§ Exercise data
§ §

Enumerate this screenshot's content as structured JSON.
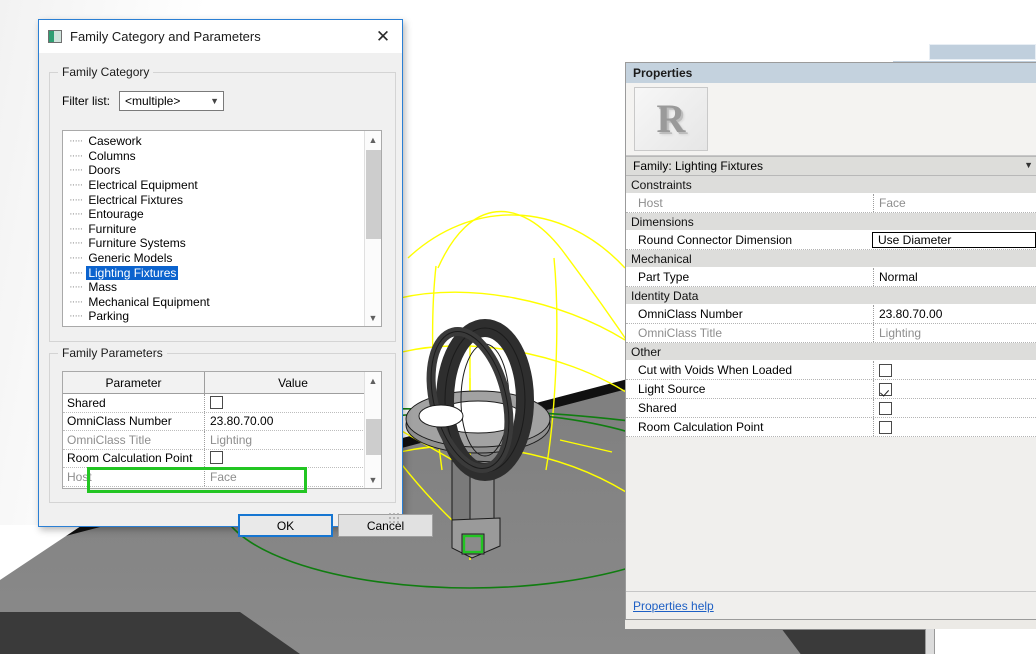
{
  "viewport": {
    "name": "revit-3d-view",
    "description": "3D view of a lighting fixture family with yellow reference planes and green extent circles"
  },
  "dialog": {
    "title": "Family Category and Parameters",
    "icon": "family-category-icon",
    "close_label": "✕",
    "category_group": {
      "legend": "Family Category",
      "filter_label": "Filter list:",
      "filter_value": "<multiple>",
      "items": [
        "Casework",
        "Columns",
        "Doors",
        "Electrical Equipment",
        "Electrical Fixtures",
        "Entourage",
        "Furniture",
        "Furniture Systems",
        "Generic Models",
        "Lighting Fixtures",
        "Mass",
        "Mechanical Equipment",
        "Parking"
      ],
      "selected": "Lighting Fixtures"
    },
    "params_group": {
      "legend": "Family Parameters",
      "columns": [
        "Parameter",
        "Value"
      ],
      "rows": [
        {
          "name": "Shared",
          "value": "",
          "control": "checkbox",
          "checked": false,
          "dim": false
        },
        {
          "name": "OmniClass Number",
          "value": "23.80.70.00",
          "control": "text",
          "dim": false
        },
        {
          "name": "OmniClass Title",
          "value": "Lighting",
          "control": "text",
          "dim": true
        },
        {
          "name": "Room Calculation Point",
          "value": "",
          "control": "checkbox",
          "checked": false,
          "dim": false
        },
        {
          "name": "Host",
          "value": "Face",
          "control": "text",
          "dim": true
        }
      ],
      "highlighted_row": "Host"
    },
    "buttons": {
      "ok": "OK",
      "cancel": "Cancel"
    }
  },
  "properties": {
    "title": "Properties",
    "preview_icon": "revit-logo-R",
    "type_selector": "Family: Lighting Fixtures",
    "groups": [
      {
        "label": "Constraints",
        "rows": [
          {
            "name": "Host",
            "value": "Face",
            "control": "text",
            "dim": true,
            "editing": false
          }
        ]
      },
      {
        "label": "Dimensions",
        "rows": [
          {
            "name": "Round Connector Dimension",
            "value": "Use Diameter",
            "control": "text",
            "dim": false,
            "editing": true
          }
        ]
      },
      {
        "label": "Mechanical",
        "rows": [
          {
            "name": "Part Type",
            "value": "Normal",
            "control": "text",
            "dim": false,
            "editing": false
          }
        ]
      },
      {
        "label": "Identity Data",
        "rows": [
          {
            "name": "OmniClass Number",
            "value": "23.80.70.00",
            "control": "text",
            "dim": false,
            "editing": false
          },
          {
            "name": "OmniClass Title",
            "value": "Lighting",
            "control": "text",
            "dim": true,
            "editing": false
          }
        ]
      },
      {
        "label": "Other",
        "rows": [
          {
            "name": "Cut with Voids When Loaded",
            "value": "",
            "control": "checkbox",
            "checked": false,
            "dim": false
          },
          {
            "name": "Light Source",
            "value": "",
            "control": "checkbox",
            "checked": true,
            "dim": false
          },
          {
            "name": "Shared",
            "value": "",
            "control": "checkbox",
            "checked": false,
            "dim": false
          },
          {
            "name": "Room Calculation Point",
            "value": "",
            "control": "checkbox",
            "checked": false,
            "dim": false
          }
        ]
      }
    ],
    "help_link": "Properties help"
  },
  "colors": {
    "highlight_green": "#22c522",
    "selection_blue": "#0b63ce",
    "reference_yellow": "#ffff00",
    "extent_green": "#107d10",
    "floor_gray": "#808080",
    "properties_header": "#c4d2de"
  }
}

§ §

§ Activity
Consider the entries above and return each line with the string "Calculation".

§ Result
          "name": "Room Calculation Point",
            "name": "Room Calculation Point",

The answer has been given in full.